What this task involves: Scan the entries below. Return every line that includes "JSON".

----- Input material -----

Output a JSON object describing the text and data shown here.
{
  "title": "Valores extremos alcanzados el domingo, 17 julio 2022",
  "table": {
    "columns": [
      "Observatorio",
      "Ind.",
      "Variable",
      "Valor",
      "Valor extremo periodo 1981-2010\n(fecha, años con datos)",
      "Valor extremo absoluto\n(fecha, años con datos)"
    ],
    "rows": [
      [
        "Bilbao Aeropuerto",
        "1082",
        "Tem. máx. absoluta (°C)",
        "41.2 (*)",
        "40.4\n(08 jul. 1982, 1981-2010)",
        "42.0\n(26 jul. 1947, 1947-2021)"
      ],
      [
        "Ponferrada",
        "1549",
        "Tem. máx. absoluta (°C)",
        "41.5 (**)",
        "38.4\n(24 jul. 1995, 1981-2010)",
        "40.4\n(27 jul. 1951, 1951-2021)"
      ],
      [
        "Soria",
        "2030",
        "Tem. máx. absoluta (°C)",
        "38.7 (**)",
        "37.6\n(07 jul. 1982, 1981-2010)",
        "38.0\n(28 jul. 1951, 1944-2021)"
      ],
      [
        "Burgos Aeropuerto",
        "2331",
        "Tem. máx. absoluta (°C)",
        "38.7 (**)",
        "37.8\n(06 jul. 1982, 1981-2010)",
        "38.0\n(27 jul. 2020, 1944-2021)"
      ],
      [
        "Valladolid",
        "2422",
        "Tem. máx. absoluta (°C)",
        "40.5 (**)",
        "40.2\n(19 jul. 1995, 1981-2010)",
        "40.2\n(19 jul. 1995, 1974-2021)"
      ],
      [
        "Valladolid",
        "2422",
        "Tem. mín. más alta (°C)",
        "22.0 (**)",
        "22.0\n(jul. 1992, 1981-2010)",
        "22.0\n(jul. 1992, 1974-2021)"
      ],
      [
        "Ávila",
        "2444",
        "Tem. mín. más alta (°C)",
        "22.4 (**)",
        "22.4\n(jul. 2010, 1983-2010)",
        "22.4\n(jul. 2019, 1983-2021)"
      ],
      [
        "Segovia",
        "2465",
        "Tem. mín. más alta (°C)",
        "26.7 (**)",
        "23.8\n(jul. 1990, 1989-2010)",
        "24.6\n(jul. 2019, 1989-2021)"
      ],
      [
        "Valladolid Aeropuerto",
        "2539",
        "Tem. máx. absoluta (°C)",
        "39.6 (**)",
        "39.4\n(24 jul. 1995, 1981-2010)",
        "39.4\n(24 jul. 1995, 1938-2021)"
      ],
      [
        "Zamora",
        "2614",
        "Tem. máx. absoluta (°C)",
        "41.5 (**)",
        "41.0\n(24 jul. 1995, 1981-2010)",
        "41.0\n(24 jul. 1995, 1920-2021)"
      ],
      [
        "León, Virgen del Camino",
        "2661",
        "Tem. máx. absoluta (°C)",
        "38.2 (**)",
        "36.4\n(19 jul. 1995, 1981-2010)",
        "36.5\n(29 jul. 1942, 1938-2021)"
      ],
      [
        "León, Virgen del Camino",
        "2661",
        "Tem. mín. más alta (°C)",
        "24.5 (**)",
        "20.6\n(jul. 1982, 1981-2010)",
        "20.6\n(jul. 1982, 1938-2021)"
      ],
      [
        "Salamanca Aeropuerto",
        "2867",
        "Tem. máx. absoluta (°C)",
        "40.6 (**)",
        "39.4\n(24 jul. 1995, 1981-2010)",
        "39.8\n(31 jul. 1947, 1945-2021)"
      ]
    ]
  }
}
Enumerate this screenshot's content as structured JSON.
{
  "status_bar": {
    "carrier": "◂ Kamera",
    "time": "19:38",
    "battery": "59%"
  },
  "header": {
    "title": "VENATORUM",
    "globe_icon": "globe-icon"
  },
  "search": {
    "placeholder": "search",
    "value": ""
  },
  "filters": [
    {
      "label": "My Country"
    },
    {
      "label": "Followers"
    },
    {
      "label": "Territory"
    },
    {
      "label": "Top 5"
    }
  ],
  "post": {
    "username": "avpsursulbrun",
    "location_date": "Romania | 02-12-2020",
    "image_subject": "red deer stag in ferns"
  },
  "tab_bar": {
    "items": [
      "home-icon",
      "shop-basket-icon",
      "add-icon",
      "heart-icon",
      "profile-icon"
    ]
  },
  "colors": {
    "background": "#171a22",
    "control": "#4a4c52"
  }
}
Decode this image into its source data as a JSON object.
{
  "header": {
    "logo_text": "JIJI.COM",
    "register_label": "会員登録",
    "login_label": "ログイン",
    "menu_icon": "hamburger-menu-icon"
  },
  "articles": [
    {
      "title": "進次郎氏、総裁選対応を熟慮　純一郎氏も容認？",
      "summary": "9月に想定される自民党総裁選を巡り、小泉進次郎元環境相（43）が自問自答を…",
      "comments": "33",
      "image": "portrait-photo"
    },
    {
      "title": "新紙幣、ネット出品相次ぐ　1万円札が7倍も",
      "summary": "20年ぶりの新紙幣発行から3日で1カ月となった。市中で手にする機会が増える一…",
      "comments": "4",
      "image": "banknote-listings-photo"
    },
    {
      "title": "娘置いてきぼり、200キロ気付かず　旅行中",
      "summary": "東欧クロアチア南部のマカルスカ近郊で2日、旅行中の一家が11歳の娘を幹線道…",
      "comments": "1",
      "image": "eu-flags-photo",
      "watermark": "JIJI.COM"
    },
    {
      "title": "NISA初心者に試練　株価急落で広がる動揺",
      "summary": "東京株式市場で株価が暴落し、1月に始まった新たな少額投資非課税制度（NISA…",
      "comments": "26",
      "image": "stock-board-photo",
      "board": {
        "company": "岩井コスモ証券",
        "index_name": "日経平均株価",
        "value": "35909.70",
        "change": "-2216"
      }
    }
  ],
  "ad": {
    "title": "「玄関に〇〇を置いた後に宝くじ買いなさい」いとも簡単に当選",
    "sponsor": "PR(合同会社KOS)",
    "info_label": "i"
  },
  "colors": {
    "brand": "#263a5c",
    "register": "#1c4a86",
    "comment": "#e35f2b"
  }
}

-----

Result of the exercise:
Output a JSON object describing the text and data shown here.
Enumerate this screenshot's content as structured JSON.
Decode this image into its source data as a JSON object.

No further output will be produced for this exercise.